**** RECORDS FOR THIS EXERCISE ****

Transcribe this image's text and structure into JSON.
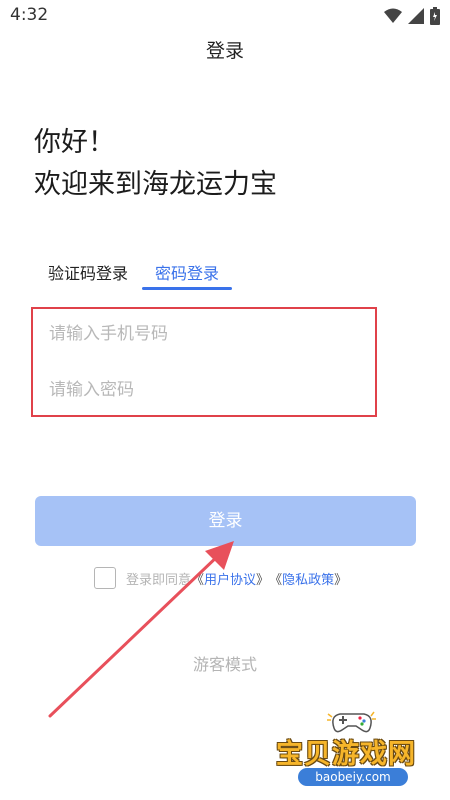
{
  "status_bar": {
    "time": "4:32"
  },
  "header": {
    "title": "登录"
  },
  "greeting": {
    "line1": "你好！",
    "line2": "欢迎来到海龙运力宝"
  },
  "tabs": [
    {
      "label": "验证码登录",
      "active": false
    },
    {
      "label": "密码登录",
      "active": true
    }
  ],
  "form": {
    "phone_placeholder": "请输入手机号码",
    "password_placeholder": "请输入密码"
  },
  "login_button": {
    "label": "登录"
  },
  "agreement": {
    "prefix": "登录即同意",
    "open_bracket_1": "《",
    "user_agreement": "用户协议",
    "close_bracket_1": "》",
    "open_bracket_2": "《",
    "privacy_policy": "隐私政策",
    "close_bracket_2": "》",
    "checked": false
  },
  "guest_mode": {
    "label": "游客模式"
  },
  "watermark": {
    "text": "宝贝游戏网",
    "domain": "baobeiy.com"
  },
  "colors": {
    "accent": "#3a72ea",
    "button_disabled": "#a6c2f6",
    "highlight_box": "#e0414a",
    "placeholder": "#b8b8b8"
  },
  "icons": [
    "wifi-icon",
    "signal-icon",
    "battery-icon",
    "checkbox-icon",
    "arrow-annotation-icon",
    "gamepad-icon"
  ]
}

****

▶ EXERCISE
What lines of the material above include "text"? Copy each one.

▶ RESULT FOR THIS EXERCISE
Transcribe this image's text and structure into JSON.
    "text": "宝贝游戏网",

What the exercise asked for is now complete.